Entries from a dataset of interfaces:
=== Section Start ===

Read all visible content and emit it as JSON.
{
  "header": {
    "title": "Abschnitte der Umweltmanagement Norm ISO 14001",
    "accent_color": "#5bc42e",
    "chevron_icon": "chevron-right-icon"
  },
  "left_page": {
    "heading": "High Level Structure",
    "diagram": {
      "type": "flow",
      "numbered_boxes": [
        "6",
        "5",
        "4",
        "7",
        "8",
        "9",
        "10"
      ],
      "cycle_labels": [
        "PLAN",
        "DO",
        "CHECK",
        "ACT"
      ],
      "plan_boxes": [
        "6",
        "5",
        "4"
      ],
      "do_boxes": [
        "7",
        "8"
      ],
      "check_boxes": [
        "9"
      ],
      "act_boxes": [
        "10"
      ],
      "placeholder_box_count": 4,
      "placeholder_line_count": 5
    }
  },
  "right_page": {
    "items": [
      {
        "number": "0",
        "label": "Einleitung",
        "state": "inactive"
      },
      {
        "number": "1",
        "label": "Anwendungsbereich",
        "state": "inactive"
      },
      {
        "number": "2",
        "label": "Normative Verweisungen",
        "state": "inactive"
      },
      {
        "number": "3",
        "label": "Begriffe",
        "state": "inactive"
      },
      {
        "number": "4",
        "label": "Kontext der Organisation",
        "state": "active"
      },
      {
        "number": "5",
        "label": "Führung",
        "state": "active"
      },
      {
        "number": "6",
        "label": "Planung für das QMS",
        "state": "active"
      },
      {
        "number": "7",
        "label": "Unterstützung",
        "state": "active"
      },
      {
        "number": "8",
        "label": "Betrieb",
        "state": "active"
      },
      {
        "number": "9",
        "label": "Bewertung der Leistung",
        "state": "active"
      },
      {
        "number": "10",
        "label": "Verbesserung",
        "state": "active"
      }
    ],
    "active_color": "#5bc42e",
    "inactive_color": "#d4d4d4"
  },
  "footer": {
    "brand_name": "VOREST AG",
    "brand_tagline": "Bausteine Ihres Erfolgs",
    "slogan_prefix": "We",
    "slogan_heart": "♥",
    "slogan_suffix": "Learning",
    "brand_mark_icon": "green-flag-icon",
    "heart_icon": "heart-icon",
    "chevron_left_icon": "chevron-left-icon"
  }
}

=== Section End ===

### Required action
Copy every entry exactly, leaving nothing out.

### Solution for this exercise
Read all visible content and emit it as JSON.
{
  "header": {
    "title": "Abschnitte der Umweltmanagement Norm ISO 14001",
    "accent_color": "#5bc42e",
    "chevron_icon": "chevron-right-icon"
  },
  "left_page": {
    "heading": "High Level Structure",
    "diagram": {
      "type": "flow",
      "numbered_boxes": [
        "6",
        "5",
        "4",
        "7",
        "8",
        "9",
        "10"
      ],
      "cycle_labels": [
        "PLAN",
        "DO",
        "CHECK",
        "ACT"
      ],
      "plan_boxes": [
        "6",
        "5",
        "4"
      ],
      "do_boxes": [
        "7",
        "8"
      ],
      "check_boxes": [
        "9"
      ],
      "act_boxes": [
        "10"
      ],
      "placeholder_box_count": 4,
      "placeholder_line_count": 5
    }
  },
  "right_page": {
    "items": [
      {
        "number": "0",
        "label": "Einleitung",
        "state": "inactive"
      },
      {
        "number": "1",
        "label": "Anwendungsbereich",
        "state": "inactive"
      },
      {
        "number": "2",
        "label": "Normative Verweisungen",
        "state": "inactive"
      },
      {
        "number": "3",
        "label": "Begriffe",
        "state": "inactive"
      },
      {
        "number": "4",
        "label": "Kontext der Organisation",
        "state": "active"
      },
      {
        "number": "5",
        "label": "Führung",
        "state": "active"
      },
      {
        "number": "6",
        "label": "Planung für das QMS",
        "state": "active"
      },
      {
        "number": "7",
        "label": "Unterstützung",
        "state": "active"
      },
      {
        "number": "8",
        "label": "Betrieb",
        "state": "active"
      },
      {
        "number": "9",
        "label": "Bewertung der Leistung",
        "state": "active"
      },
      {
        "number": "10",
        "label": "Verbesserung",
        "state": "active"
      }
    ],
    "active_color": "#5bc42e",
    "inactive_color": "#d4d4d4"
  },
  "footer": {
    "brand_name": "VOREST AG",
    "brand_tagline": "Bausteine Ihres Erfolgs",
    "slogan_prefix": "We",
    "slogan_heart": "♥",
    "slogan_suffix": "Learning",
    "brand_mark_icon": "green-flag-icon",
    "heart_icon": "heart-icon",
    "chevron_left_icon": "chevron-left-icon"
  }
}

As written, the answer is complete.